Feeds:
Posts
Comments

Posts Tagged ‘walgreens’

What goes ’round, comes ’round, they say. In this story from the Washington Post “Optimist” newsletter, a drugstore cashier helped out a customer, and when the customer devised a way to acknowledge the favor, she learned that lots of people loved the cashier.

Cathy Free reports, “Real estate agent Rina Liou realized she had a problem as soon as she reached into her purse for her wallet at a Houston [Walgreens].

“She had stopped at the store to buy lightbulbs for an open house that would start in less than 30 minutes, but she had left her wallet at home. …

“ ‘I was pretty flustered,’ said Liou, 35. ‘I didn’t know what to do.’

“Liou, feeling a bit of panic, wondered how potential buyers would react when they couldn’t turn on the lights at the townhouse she was showing on that day, Sept. 7, she said. But then Walgreens checker Rita Jackson Burns spoke up:

‘I’m a little short on funds because I only have $20 in my checking account, but I’ll go ahead and pay for this for you,’ Liou recalled her saying.

“Then Burns pulled out her personal debit card. When she rang up the lightbulbs, Burns said she was relieved to see that they were on sale, costing $12.41.

“ ‘I was a little embarrassed that I only had $20 in the bank because I’d just paid my bills,’ Burns recalled. … ‘I wanted to help, because I know that if I were in a bind, I’d hope that somebody else would do the same,’ Burns said.

“Liou thanked Burns profusely and told her that she’d return later that afternoon to pay her back. She kept that promise. ‘She gave me $15, plus $30 extra, and told me to put it in my bank account,”’ said Burns, 58. …

“A few days later, Liou decided to take her gratitude one step further: She posted about her experience on her neighborhood’s Nextdoor page, and dozens of people chimed in, wondering how they could show their appreciation for Burns. Then Houston’s KHOU-11 television learned about Burns’s kind deed, and things really took off.

“Burns has worked at the Walgreens on Stella Link Road for 38 years and knows all of the regular customers, she said. Many of those people, including Michelle Suh, wanted to recognize her decades of service behind the cash register.

“Suh decided to organize a GoFundMe campaign called ‘Gratitude for Ms. Rita’ to reward Burns’s contributions as an essential worker during the coronavirus pandemic.

“ ‘Ms. Rita is a neighbor in the truest sense of the word,’ Suh wrote. ‘Until Walgreens and our country pays our essential workers more, let’s step up to make sure Ms. Rita has more than $20 in her account. … She has given us so much kindness, and we would love to show her how much she means to us,’ Suh added.

“The fundraiser has reached more than $11,000, and thankful customers have left dozens of comments.

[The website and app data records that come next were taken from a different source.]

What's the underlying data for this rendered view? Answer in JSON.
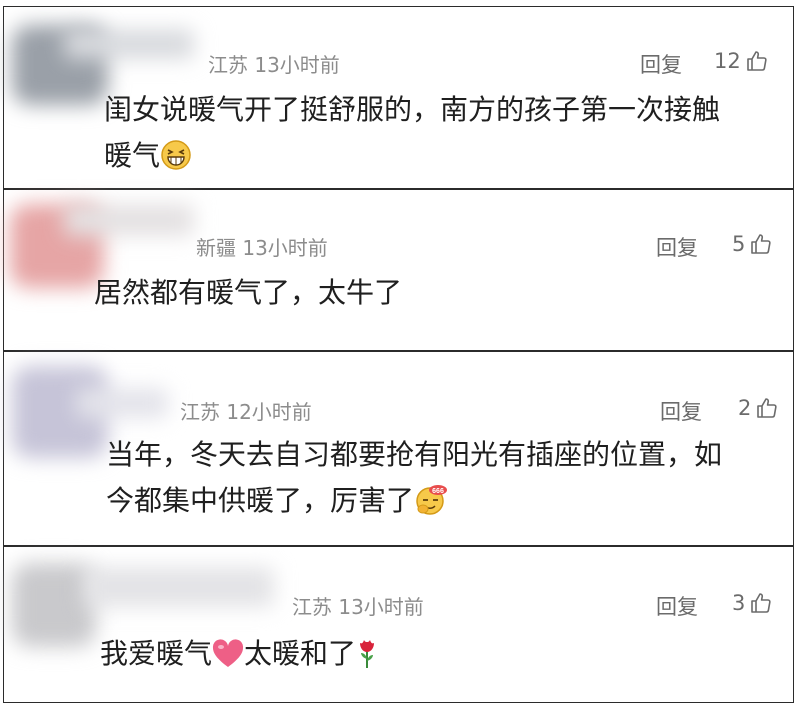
{
  "comments": [
    {
      "location": "江苏",
      "time": "13小时前",
      "reply_label": "回复",
      "like_count": "12",
      "text_line1": "闺女说暖气开了挺舒服的，南方的孩子第一次接触",
      "text_line2": "暖气",
      "trailing_emoji": "grinning-squint-emoji"
    },
    {
      "location": "新疆",
      "time": "13小时前",
      "reply_label": "回复",
      "like_count": "5",
      "text_line1": "居然都有暖气了，太牛了"
    },
    {
      "location": "江苏",
      "time": "12小时前",
      "reply_label": "回复",
      "like_count": "2",
      "text_line1": "当年，冬天去自习都要抢有阳光有插座的位置，如",
      "text_line2": "今都集中供暖了，厉害了",
      "trailing_emoji": "666-emoji"
    },
    {
      "location": "江苏",
      "time": "13小时前",
      "reply_label": "回复",
      "like_count": "3",
      "text_part1": "我爱暖气",
      "text_part2": "太暖和了",
      "inline_emoji_1": "heart-emoji",
      "inline_emoji_2": "rose-emoji"
    }
  ],
  "colors": {
    "meta": "#8c8c8c",
    "body_text": "#1f1f1f",
    "action": "#6b6b6b",
    "border": "#2b2b2b"
  }
}
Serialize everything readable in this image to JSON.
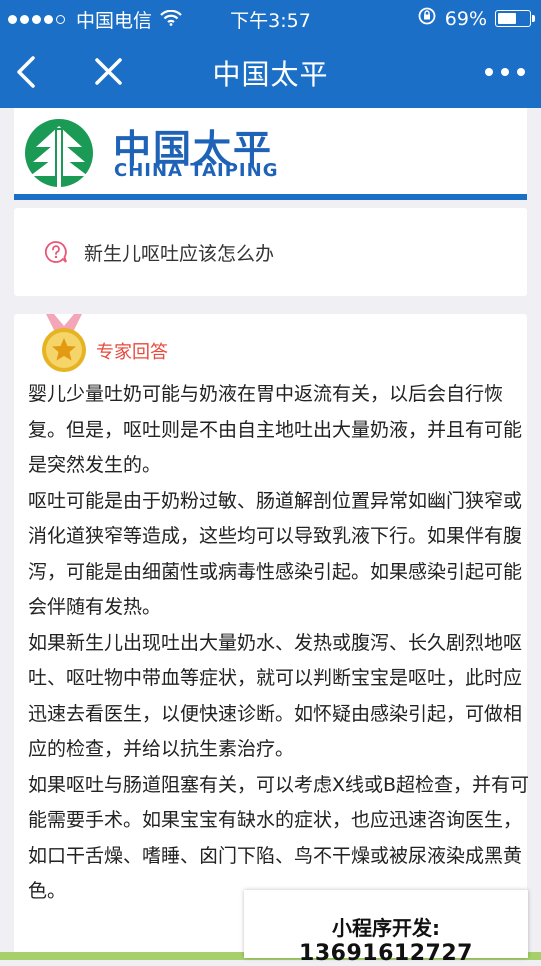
{
  "status_bar": {
    "carrier": "中国电信",
    "time": "下午3:57",
    "battery_percent": "69%",
    "battery_level": 0.69,
    "signal_dots_filled": 4,
    "signal_dots_total": 5
  },
  "nav": {
    "title": "中国太平",
    "back_icon": "chevron-left-icon",
    "close_icon": "close-icon",
    "more_icon": "more-horizontal-icon"
  },
  "logo": {
    "name_cn": "中国太平",
    "name_en": "CHINA TAIPING"
  },
  "question": {
    "icon": "question-bubble-icon",
    "text": "新生儿呕吐应该怎么办"
  },
  "answer": {
    "badge_icon": "medal-star-icon",
    "label": "专家回答",
    "paragraphs": [
      "婴儿少量吐奶可能与奶液在胃中返流有关，以后会自行恢复。但是，呕吐则是不由自主地吐出大量奶液，并且有可能是突然发生的。",
      "呕吐可能是由于奶粉过敏、肠道解剖位置异常如幽门狭窄或消化道狭窄等造成，这些均可以导致乳液下行。如果伴有腹泻，可能是由细菌性或病毒性感染引起。如果感染引起可能会伴随有发热。",
      "如果新生儿出现吐出大量奶水、发热或腹泻、长久剧烈地呕吐、呕吐物中带血等症状，就可以判断宝宝是呕吐，此时应迅速去看医生，以便快速诊断。如怀疑由感染引起，可做相应的检查，并给以抗生素治疗。",
      "如果呕吐与肠道阻塞有关，可以考虑X线或B超检查，并有可能需要手术。如果宝宝有缺水的症状，也应迅速咨询医生，如口干舌燥、嗜睡、囟门下陷、鸟不干燥或被尿液染成黑黄色。"
    ]
  },
  "promo": {
    "label": "小程序开发:",
    "phone": "13691612727"
  },
  "colors": {
    "brand_blue": "#1b6fc7",
    "expert_red": "#e8493c",
    "question_pink": "#e8577a",
    "medal_gold": "#e6b422",
    "logo_green": "#1a9a55"
  }
}
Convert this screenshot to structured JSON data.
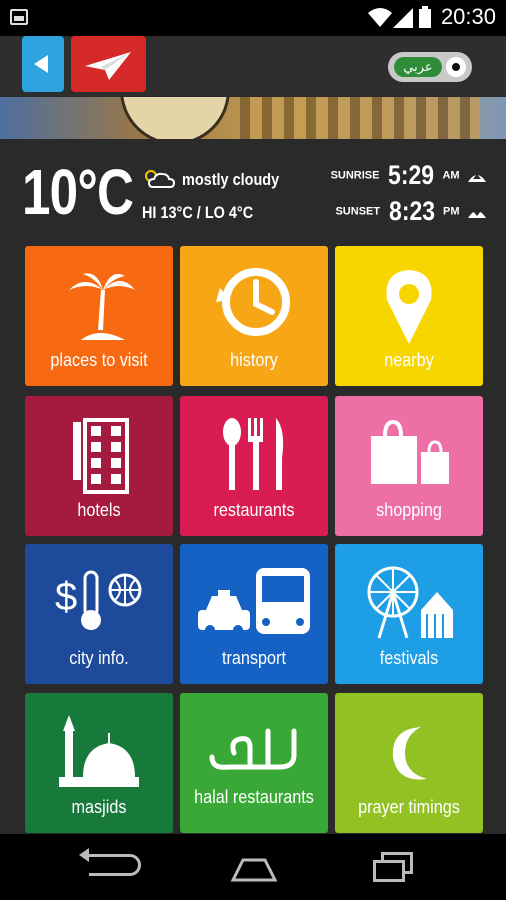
{
  "status": {
    "time": "20:30"
  },
  "header": {
    "lang_label": "عربي"
  },
  "weather": {
    "temp": "10°C",
    "condition": "mostly cloudy",
    "hi": "HI 13°C",
    "lo": "/ LO 4°C",
    "sunrise_label": "SUNRISE",
    "sunrise_time": "5:29",
    "sunrise_ampm": "AM",
    "sunset_label": "SUNSET",
    "sunset_time": "8:23",
    "sunset_ampm": "PM"
  },
  "tiles": [
    {
      "label": "places to visit",
      "color": "#f86a12",
      "icon": "palm-tree-icon"
    },
    {
      "label": "history",
      "color": "#f7a616",
      "icon": "clock-icon"
    },
    {
      "label": "nearby",
      "color": "#f7d600",
      "icon": "location-pin-icon"
    },
    {
      "label": "hotels",
      "color": "#a51b3f",
      "icon": "hotel-building-icon"
    },
    {
      "label": "restaurants",
      "color": "#d91d52",
      "icon": "cutlery-icon"
    },
    {
      "label": "shopping",
      "color": "#ee6fa6",
      "icon": "shopping-bag-icon"
    },
    {
      "label": "city info.",
      "color": "#1d4a9a",
      "icon": "city-info-icon"
    },
    {
      "label": "transport",
      "color": "#1562c4",
      "icon": "transport-icon"
    },
    {
      "label": "festivals",
      "color": "#1d9ee5",
      "icon": "ferris-wheel-icon"
    },
    {
      "label": "masjids",
      "color": "#17793a",
      "icon": "mosque-icon"
    },
    {
      "label": "halal restaurants",
      "color": "#3aa836",
      "icon": "halal-icon"
    },
    {
      "label": "prayer timings",
      "color": "#92c123",
      "icon": "crescent-moon-icon"
    }
  ]
}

“ ‘Ms. Rita, your smile and kind words greeted us every time we walked into the store,’ wrote Sandi Mercado, who donated $25. ‘On a bad day, you made us forget our troubles for a few minutes. On a good day, you shared in our laughter. … If you ever wondered if people notice your kindness … they do. We do.’ …

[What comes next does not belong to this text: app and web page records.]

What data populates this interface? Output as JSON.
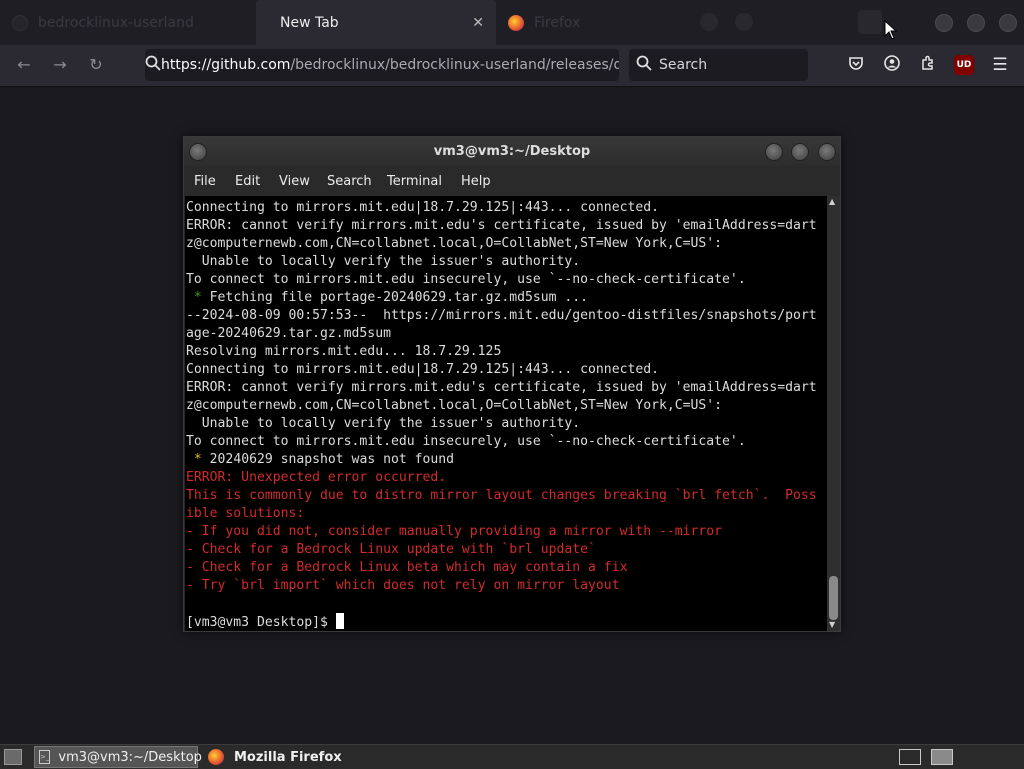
{
  "browser": {
    "tabs": [
      {
        "label": "bedrocklinux-userland",
        "state": "inactive"
      },
      {
        "label": "New Tab",
        "state": "active"
      },
      {
        "label": "Firefox",
        "state": "inactive"
      }
    ],
    "url_host": "https://github.com",
    "url_path": "/bedrocklinux/bedrocklinux-userland/releases/do",
    "search_placeholder": "Search",
    "ublock_badge": "UD"
  },
  "terminal": {
    "title": "vm3@vm3:~/Desktop",
    "menu": [
      "File",
      "Edit",
      "View",
      "Search",
      "Terminal",
      "Help"
    ],
    "lines": [
      {
        "text": "Connecting to mirrors.mit.edu|18.7.29.125|:443... connected.",
        "style": "normal"
      },
      {
        "text": "ERROR: cannot verify mirrors.mit.edu's certificate, issued by 'emailAddress=dart",
        "style": "normal"
      },
      {
        "text": "z@computernewb.com,CN=collabnet.local,O=CollabNet,ST=New York,C=US':",
        "style": "normal"
      },
      {
        "text": "  Unable to locally verify the issuer's authority.",
        "style": "normal"
      },
      {
        "text": "To connect to mirrors.mit.edu insecurely, use `--no-check-certificate'.",
        "style": "normal"
      },
      {
        "text": " * Fetching file portage-20240629.tar.gz.md5sum ...",
        "style": "star-green"
      },
      {
        "text": "--2024-08-09 00:57:53--  https://mirrors.mit.edu/gentoo-distfiles/snapshots/port",
        "style": "normal"
      },
      {
        "text": "age-20240629.tar.gz.md5sum",
        "style": "normal"
      },
      {
        "text": "Resolving mirrors.mit.edu... 18.7.29.125",
        "style": "normal"
      },
      {
        "text": "Connecting to mirrors.mit.edu|18.7.29.125|:443... connected.",
        "style": "normal"
      },
      {
        "text": "ERROR: cannot verify mirrors.mit.edu's certificate, issued by 'emailAddress=dart",
        "style": "normal"
      },
      {
        "text": "z@computernewb.com,CN=collabnet.local,O=CollabNet,ST=New York,C=US':",
        "style": "normal"
      },
      {
        "text": "  Unable to locally verify the issuer's authority.",
        "style": "normal"
      },
      {
        "text": "To connect to mirrors.mit.edu insecurely, use `--no-check-certificate'.",
        "style": "normal"
      },
      {
        "text": " * 20240629 snapshot was not found",
        "style": "star-yellow"
      },
      {
        "text": "ERROR: Unexpected error occurred.",
        "style": "error"
      },
      {
        "text": "This is commonly due to distro mirror layout changes breaking `brl fetch`.  Poss",
        "style": "error"
      },
      {
        "text": "ible solutions:",
        "style": "error"
      },
      {
        "text": "- If you did not, consider manually providing a mirror with --mirror",
        "style": "error"
      },
      {
        "text": "- Check for a Bedrock Linux update with `brl update`",
        "style": "error"
      },
      {
        "text": "- Check for a Bedrock Linux beta which may contain a fix",
        "style": "error"
      },
      {
        "text": "- Try `brl import` which does not rely on mirror layout",
        "style": "error"
      },
      {
        "text": "",
        "style": "normal"
      }
    ],
    "prompt": "[vm3@vm3 Desktop]$ "
  },
  "taskbar": {
    "items": [
      "vm3@vm3:~/Desktop",
      "Mozilla Firefox"
    ]
  }
}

“ ‘The world needs more kind people like you,’ added Emilie Mavligit, who donated $10.

“Burns said she is stunned by the generosity. … She is the main provider for her husband, Robert Burns, a retired steel cutter, and their adult son, Jarrell.

“ ‘I’m going to save some of the money for a rainy day, but I’d like to donate a portion of it to help children in some way and show them what can happen if you help others,’ she said.”

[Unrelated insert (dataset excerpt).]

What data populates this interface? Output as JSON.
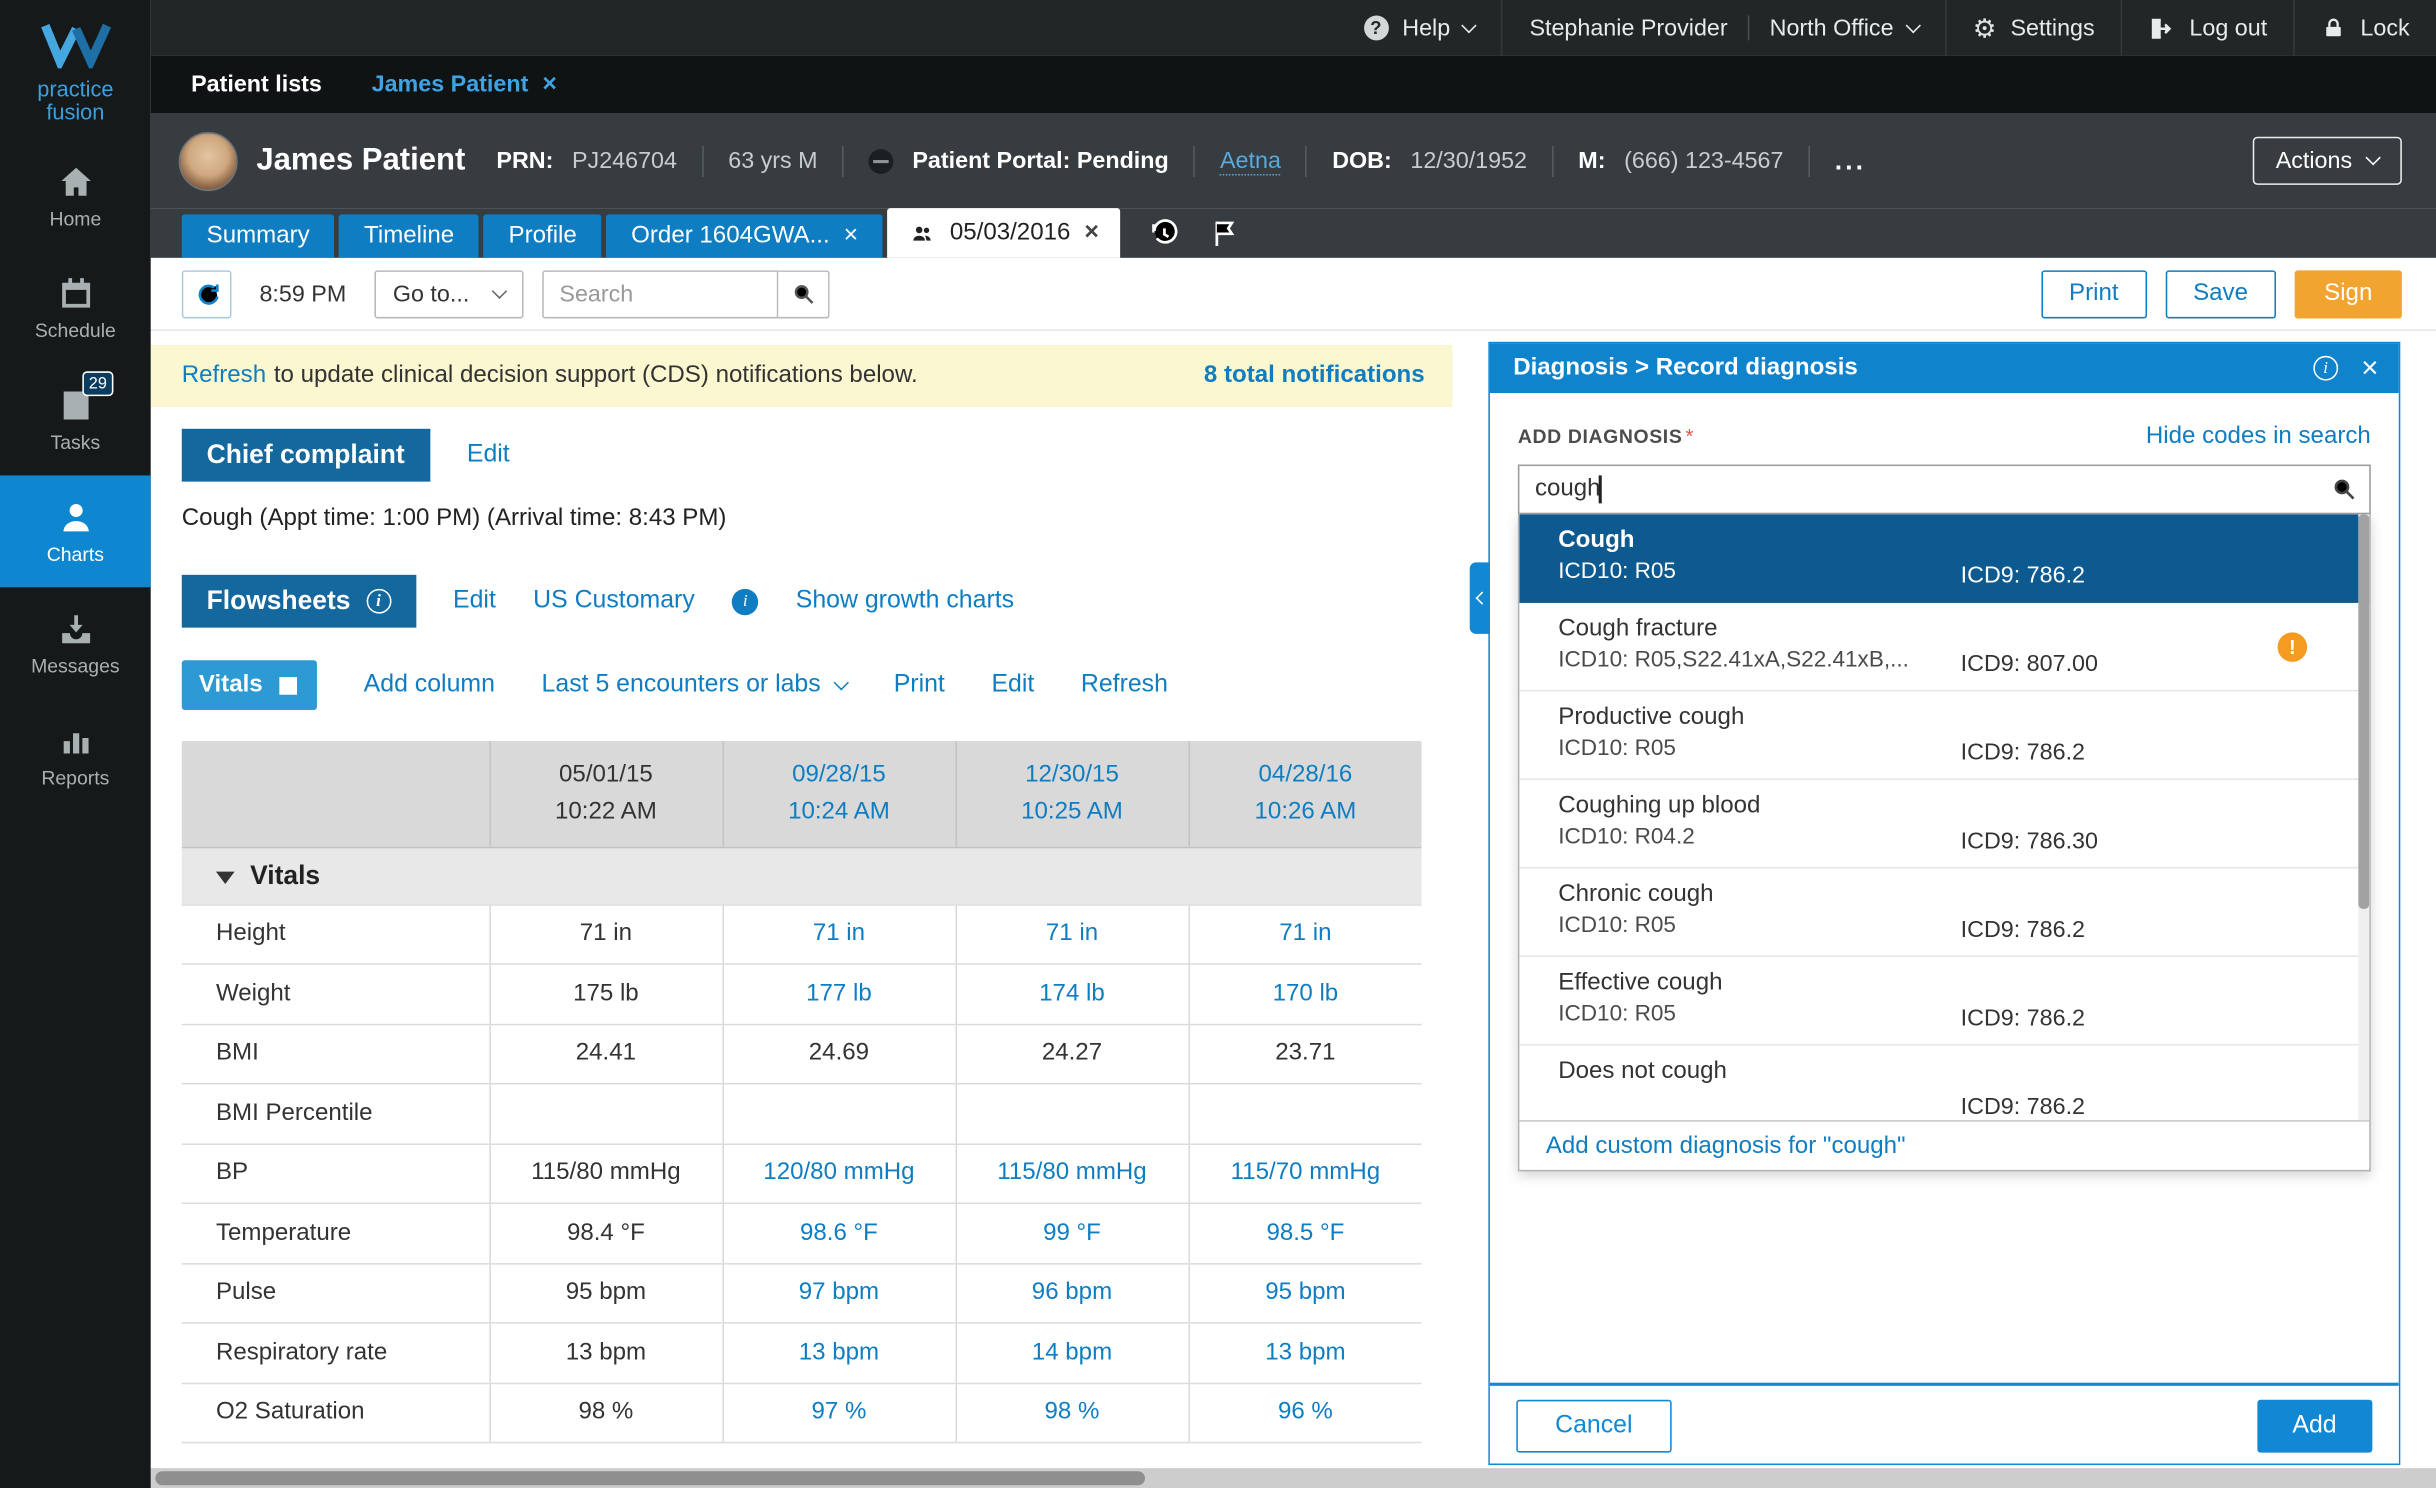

More at the Washington Post, here.

Photo: Rina Liou via KHOU-11

Read Full Post »

I have been reading about Michelle Obama’s latest efforts to encourage good nutrition in childhood.

“Executives from Wal-Mart, Walgreens, SuperValu and other stores joined Michelle Obama at the White House on [July 21] to announce a pledge to open or expand a combined 1,500 stores in communities that have limited access to nutritious food and are designated as ‘food deserts.’

“With the pledges, secured by the Partnership for a Healthier America, which is part of Mrs. Obama’s campaign to reduce childhood obesity, the stores aim to reach 9.5 million of the 23.5 million Americans who live in areas where finding affordable healthy foods can be difficult. In those areas, many people turn to fast food restaurants or convenience stores.” Read the New York Times article here.

On a related note, John sent me a really interesting link from photographer Mark Menjivar, who documents the insides of people’s refrigerators. He includes a one-line insight into the person whose food he is photographing. Unsurprisingly, the fridge with the least food in it belongs to a “street advertiser” who lives on a $432 fixed monthly income.

See the fascinating photo essay here.

Read Full Post »

%d bloggers like this: